Sfard and Zachary questioned the relevancy of the seizure order to those 1.4 hectares. The land was taken for military purposes, which they argued were no longer relevant, particularly given that the 1.4 hectares in question had never been used until recently.
The court’s president, Asher Grunis, who wrote the majority opinion, rejected attempts by both sides to expand the scope of the legal question in front of the court.
“The construction is illegal, if only for the reason that it was done without a permit and without a master plan in place,” Grunis wrote.
It was possible to make that determination, he said, without addressing the issue of the 1979 seizure order. Similarly, he noted that as of the end of October 2013, no building plan or master plan for the homes had been submitted to the Higher Planning Council of Judea and Samaria.
The permitting process could take years, he said, and even then, it is unclear if the property could be authorized. He referenced a policy put in place by Prime Minister Binyamin Netanyahu in February 2011, that illegal construction on private Palestinian property should be removed.
But deputy president of the court, Miriam Naor, wrote a dissenting opinion on the issue of the land seizure order.
She said it was relevant to the situation and rejected the arguments put forward by Yesh Din.
The 1979 order was well known to the relevant parties, including the Palestinian land owners and the relevant settler councils. The boundaries of the Beit El settlement is also known and the property in question is within the settlement’s security barrier, she said.
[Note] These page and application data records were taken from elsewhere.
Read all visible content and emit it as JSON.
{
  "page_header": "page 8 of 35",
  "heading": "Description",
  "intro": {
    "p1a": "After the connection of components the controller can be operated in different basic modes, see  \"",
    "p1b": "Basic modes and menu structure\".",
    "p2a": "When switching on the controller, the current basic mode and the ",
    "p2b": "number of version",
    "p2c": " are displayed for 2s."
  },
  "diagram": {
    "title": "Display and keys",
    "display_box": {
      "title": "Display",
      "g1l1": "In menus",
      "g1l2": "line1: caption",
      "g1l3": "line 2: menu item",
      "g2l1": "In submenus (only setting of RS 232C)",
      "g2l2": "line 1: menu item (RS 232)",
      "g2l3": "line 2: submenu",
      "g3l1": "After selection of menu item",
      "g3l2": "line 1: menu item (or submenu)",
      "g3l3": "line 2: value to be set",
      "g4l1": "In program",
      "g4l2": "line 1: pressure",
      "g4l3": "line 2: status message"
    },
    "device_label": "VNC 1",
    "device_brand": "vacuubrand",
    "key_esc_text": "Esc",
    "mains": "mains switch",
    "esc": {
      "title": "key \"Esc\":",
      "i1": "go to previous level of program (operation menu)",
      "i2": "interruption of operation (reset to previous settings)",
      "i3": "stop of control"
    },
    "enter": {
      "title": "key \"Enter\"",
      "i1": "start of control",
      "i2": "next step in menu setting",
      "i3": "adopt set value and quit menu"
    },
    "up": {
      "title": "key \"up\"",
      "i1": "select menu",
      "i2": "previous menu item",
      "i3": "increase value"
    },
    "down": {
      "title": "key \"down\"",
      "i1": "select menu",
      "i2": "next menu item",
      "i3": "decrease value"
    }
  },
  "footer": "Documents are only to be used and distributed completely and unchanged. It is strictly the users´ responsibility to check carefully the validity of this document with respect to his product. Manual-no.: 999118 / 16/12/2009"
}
The land is part of the settlement and it is not possible to return it to the Palestinian property owners, Naor said.
She added that she believed building plans could have been authorized within a reasonable time frame of a year. Naor said she believed the settlers should have been given time to do that, particularly given that the state had said there was nothing that prevented the examination of such plans.
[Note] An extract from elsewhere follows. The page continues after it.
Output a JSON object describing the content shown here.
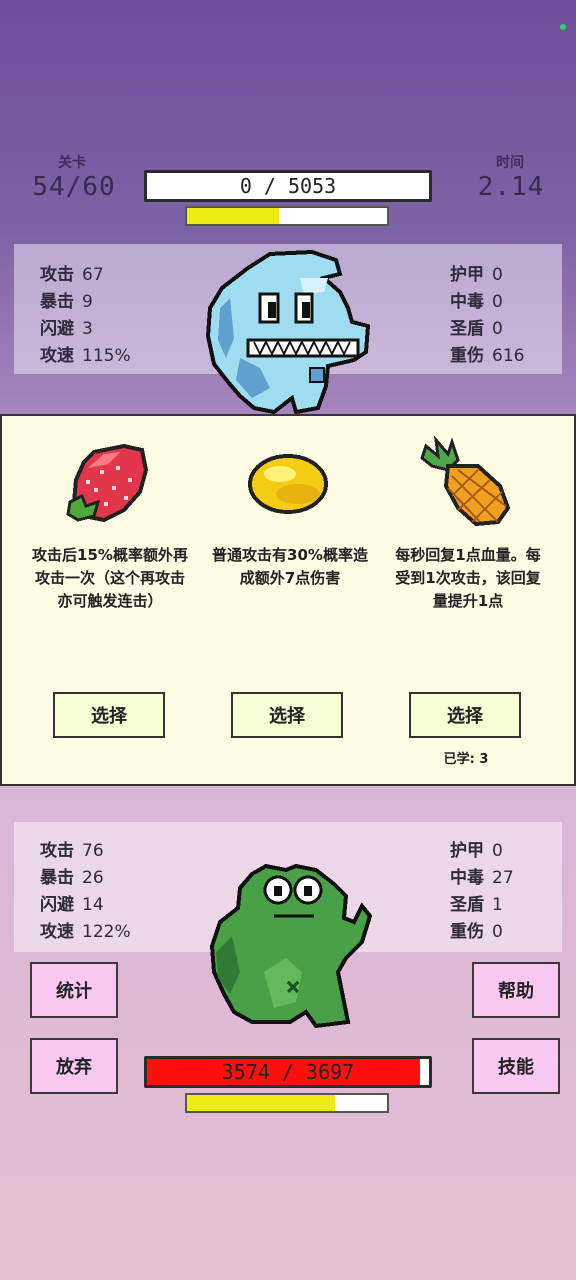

Still, she concurred with the overall opinion that the construction project was built on private Palestinian property without the proper authorizations and was, therefore, at present time, illegal.